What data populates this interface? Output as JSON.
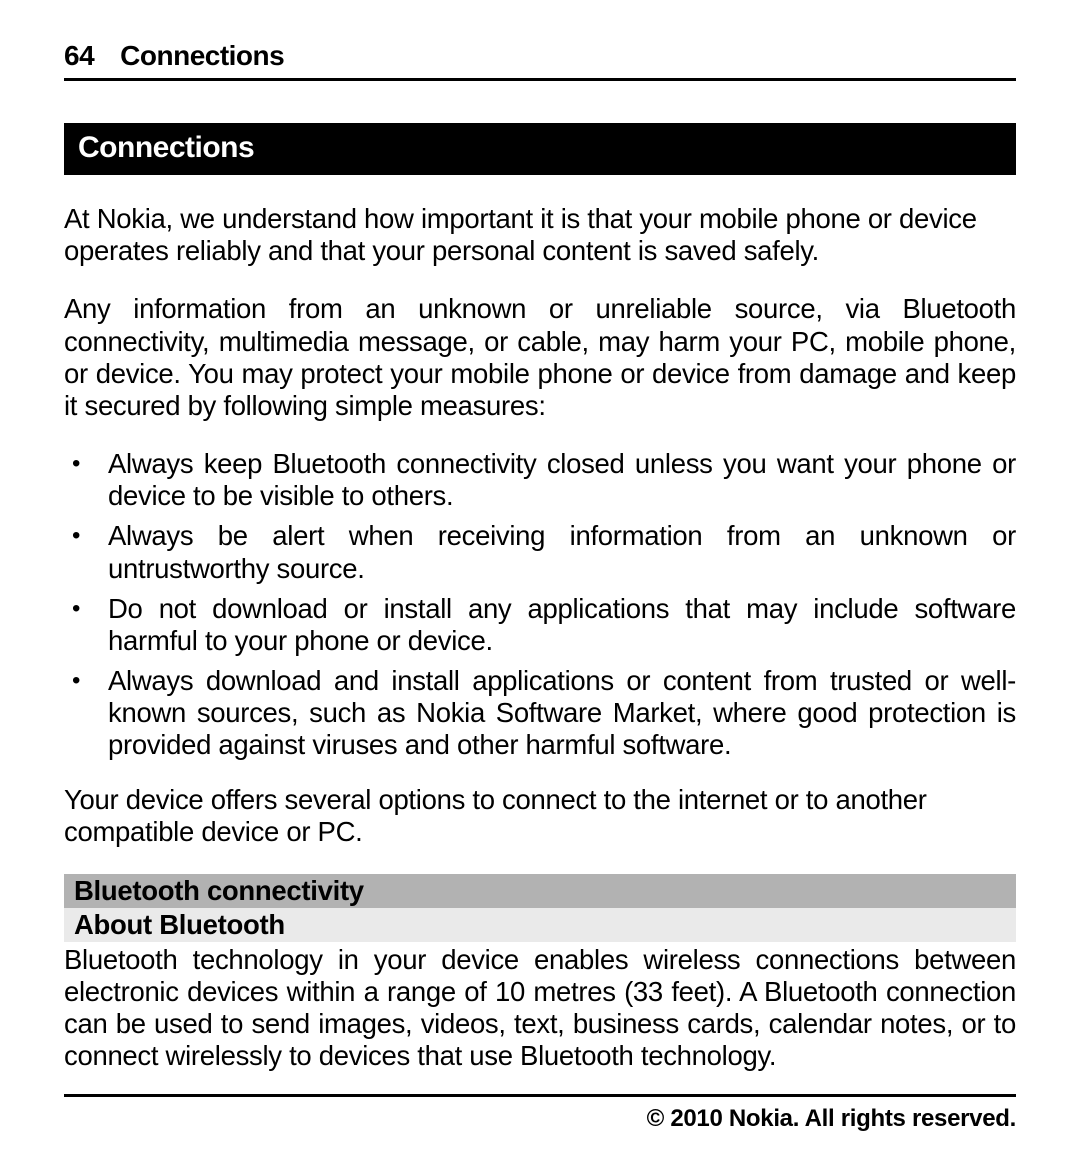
{
  "header": {
    "page_number": "64",
    "title": "Connections"
  },
  "section": {
    "heading": "Connections",
    "intro1": "At Nokia, we understand how important it is that your mobile phone or device operates reliably and that your personal content is saved safely.",
    "intro2": "Any information from an unknown or unreliable source, via Bluetooth connectivity, multimedia message, or cable, may harm your PC, mobile phone, or device. You may protect your mobile phone or device from damage and keep it secured by following simple measures:",
    "bullets": [
      "Always keep Bluetooth connectivity closed unless you want your phone or device to be visible to others.",
      "Always be alert when receiving information from an unknown or untrustworthy source.",
      "Do not download or install any applications that may include software harmful to your phone or device.",
      "Always download and install applications or content from trusted or well-known sources, such as Nokia Software Market, where good protection is provided against viruses and other harmful software."
    ],
    "outro": "Your device offers several options to connect to the internet or to another compatible device or PC."
  },
  "subsection": {
    "title1": "Bluetooth connectivity",
    "title2": "About Bluetooth",
    "body": "Bluetooth technology in your device enables wireless connections between electronic devices within a range of 10 metres (33 feet). A Bluetooth connection can be used to send images, videos, text, business cards, calendar notes, or to connect wirelessly to devices that use Bluetooth technology."
  },
  "footer": {
    "copyright": "© 2010 Nokia. All rights reserved."
  }
}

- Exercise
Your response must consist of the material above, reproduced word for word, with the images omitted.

- Exercise answer
What data populates this interface? Output as JSON.
{
  "header": {
    "page_number": "64",
    "title": "Connections"
  },
  "section": {
    "heading": "Connections",
    "intro1": "At Nokia, we understand how important it is that your mobile phone or device operates reliably and that your personal content is saved safely.",
    "intro2": "Any information from an unknown or unreliable source, via Bluetooth connectivity, multimedia message, or cable, may harm your PC, mobile phone, or device. You may protect your mobile phone or device from damage and keep it secured by following simple measures:",
    "bullets": [
      "Always keep Bluetooth connectivity closed unless you want your phone or device to be visible to others.",
      "Always be alert when receiving information from an unknown or untrustworthy source.",
      "Do not download or install any applications that may include software harmful to your phone or device.",
      "Always download and install applications or content from trusted or well-known sources, such as Nokia Software Market, where good protection is provided against viruses and other harmful software."
    ],
    "outro": "Your device offers several options to connect to the internet or to another compatible device or PC."
  },
  "subsection": {
    "title1": "Bluetooth connectivity",
    "title2": "About Bluetooth",
    "body": "Bluetooth technology in your device enables wireless connections between electronic devices within a range of 10 metres (33 feet). A Bluetooth connection can be used to send images, videos, text, business cards, calendar notes, or to connect wirelessly to devices that use Bluetooth technology."
  },
  "footer": {
    "copyright": "© 2010 Nokia. All rights reserved."
  }
}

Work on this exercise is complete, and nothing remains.